---------- SUPPLIED RECORDS ----------

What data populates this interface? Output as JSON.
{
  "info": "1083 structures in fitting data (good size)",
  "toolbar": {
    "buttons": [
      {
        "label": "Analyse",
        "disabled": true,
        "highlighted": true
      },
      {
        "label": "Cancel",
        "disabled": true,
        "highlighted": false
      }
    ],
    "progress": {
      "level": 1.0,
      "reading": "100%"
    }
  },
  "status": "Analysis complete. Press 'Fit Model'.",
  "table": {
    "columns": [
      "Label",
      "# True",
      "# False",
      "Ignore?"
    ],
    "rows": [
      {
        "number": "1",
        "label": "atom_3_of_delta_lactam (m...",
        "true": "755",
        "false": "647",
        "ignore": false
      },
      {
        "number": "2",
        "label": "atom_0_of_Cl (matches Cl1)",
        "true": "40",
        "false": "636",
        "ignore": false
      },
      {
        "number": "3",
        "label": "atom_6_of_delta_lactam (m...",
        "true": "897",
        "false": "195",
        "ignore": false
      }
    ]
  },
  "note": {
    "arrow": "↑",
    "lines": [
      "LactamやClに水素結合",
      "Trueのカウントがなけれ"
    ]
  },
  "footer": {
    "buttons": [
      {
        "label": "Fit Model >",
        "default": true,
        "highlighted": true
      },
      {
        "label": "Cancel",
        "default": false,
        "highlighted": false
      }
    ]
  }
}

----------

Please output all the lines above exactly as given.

RESULT OF THE TASK -
What data populates this interface? Output as JSON.
{
  "info": "1083 structures in fitting data (good size)",
  "toolbar": {
    "buttons": [
      {
        "label": "Analyse",
        "disabled": true,
        "highlighted": true
      },
      {
        "label": "Cancel",
        "disabled": true,
        "highlighted": false
      }
    ],
    "progress": {
      "level": 1.0,
      "reading": "100%"
    }
  },
  "status": "Analysis complete. Press 'Fit Model'.",
  "table": {
    "columns": [
      "Label",
      "# True",
      "# False",
      "Ignore?"
    ],
    "rows": [
      {
        "number": "1",
        "label": "atom_3_of_delta_lactam (m...",
        "true": "755",
        "false": "647",
        "ignore": false
      },
      {
        "number": "2",
        "label": "atom_0_of_Cl (matches Cl1)",
        "true": "40",
        "false": "636",
        "ignore": false
      },
      {
        "number": "3",
        "label": "atom_6_of_delta_lactam (m...",
        "true": "897",
        "false": "195",
        "ignore": false
      }
    ]
  },
  "note": {
    "arrow": "↑",
    "lines": [
      "LactamやClに水素結合",
      "Trueのカウントがなけれ"
    ]
  },
  "footer": {
    "buttons": [
      {
        "label": "Fit Model >",
        "default": true,
        "highlighted": true
      },
      {
        "label": "Cancel",
        "default": false,
        "highlighted": false
      }
    ]
  }
}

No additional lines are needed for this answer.